Task instructions —
Where the word "mail" occurs in a line of the data, return the whole line.

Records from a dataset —
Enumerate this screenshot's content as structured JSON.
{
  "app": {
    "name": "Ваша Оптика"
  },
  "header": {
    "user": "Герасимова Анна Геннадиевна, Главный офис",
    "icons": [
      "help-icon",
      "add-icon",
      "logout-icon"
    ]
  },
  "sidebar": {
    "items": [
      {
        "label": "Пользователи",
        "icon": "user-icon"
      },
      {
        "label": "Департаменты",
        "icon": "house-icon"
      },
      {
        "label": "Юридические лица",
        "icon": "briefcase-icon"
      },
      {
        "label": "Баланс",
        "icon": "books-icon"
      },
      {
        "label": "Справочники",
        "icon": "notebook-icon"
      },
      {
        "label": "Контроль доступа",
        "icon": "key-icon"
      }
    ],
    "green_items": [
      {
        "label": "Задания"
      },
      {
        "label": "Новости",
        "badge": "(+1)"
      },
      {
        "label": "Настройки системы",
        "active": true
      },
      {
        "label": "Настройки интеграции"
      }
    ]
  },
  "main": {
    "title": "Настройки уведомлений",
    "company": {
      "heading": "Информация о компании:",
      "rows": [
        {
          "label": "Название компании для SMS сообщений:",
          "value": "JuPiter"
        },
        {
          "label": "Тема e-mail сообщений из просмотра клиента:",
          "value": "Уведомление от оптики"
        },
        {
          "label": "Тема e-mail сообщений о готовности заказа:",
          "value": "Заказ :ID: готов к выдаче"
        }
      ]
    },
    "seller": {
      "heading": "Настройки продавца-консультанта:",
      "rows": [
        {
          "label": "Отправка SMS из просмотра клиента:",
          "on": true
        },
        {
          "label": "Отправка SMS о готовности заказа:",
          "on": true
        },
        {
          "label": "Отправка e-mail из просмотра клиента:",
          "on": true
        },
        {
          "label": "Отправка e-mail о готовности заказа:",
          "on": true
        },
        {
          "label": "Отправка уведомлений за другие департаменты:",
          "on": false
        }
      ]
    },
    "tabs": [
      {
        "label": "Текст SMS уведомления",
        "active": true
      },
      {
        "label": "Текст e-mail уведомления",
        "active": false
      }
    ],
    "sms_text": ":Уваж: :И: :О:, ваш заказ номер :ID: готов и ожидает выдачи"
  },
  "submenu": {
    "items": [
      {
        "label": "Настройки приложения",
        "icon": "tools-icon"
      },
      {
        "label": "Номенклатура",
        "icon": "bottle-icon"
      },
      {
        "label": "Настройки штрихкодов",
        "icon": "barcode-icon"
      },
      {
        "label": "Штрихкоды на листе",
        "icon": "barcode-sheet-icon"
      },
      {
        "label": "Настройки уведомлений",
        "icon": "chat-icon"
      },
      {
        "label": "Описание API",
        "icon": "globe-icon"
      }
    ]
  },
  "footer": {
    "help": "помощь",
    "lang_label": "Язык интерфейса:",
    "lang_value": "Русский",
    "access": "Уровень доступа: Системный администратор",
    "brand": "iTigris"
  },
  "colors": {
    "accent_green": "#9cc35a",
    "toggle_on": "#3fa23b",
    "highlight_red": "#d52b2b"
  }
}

Response below —
          "label": "Тема e-mail сообщений из просмотра клиента:",
          "label": "Тема e-mail сообщений о готовности заказа:",
          "label": "Отправка e-mail из просмотра клиента:",
          "label": "Отправка e-mail о готовности заказа:",
        "label": "Текст e-mail уведомления",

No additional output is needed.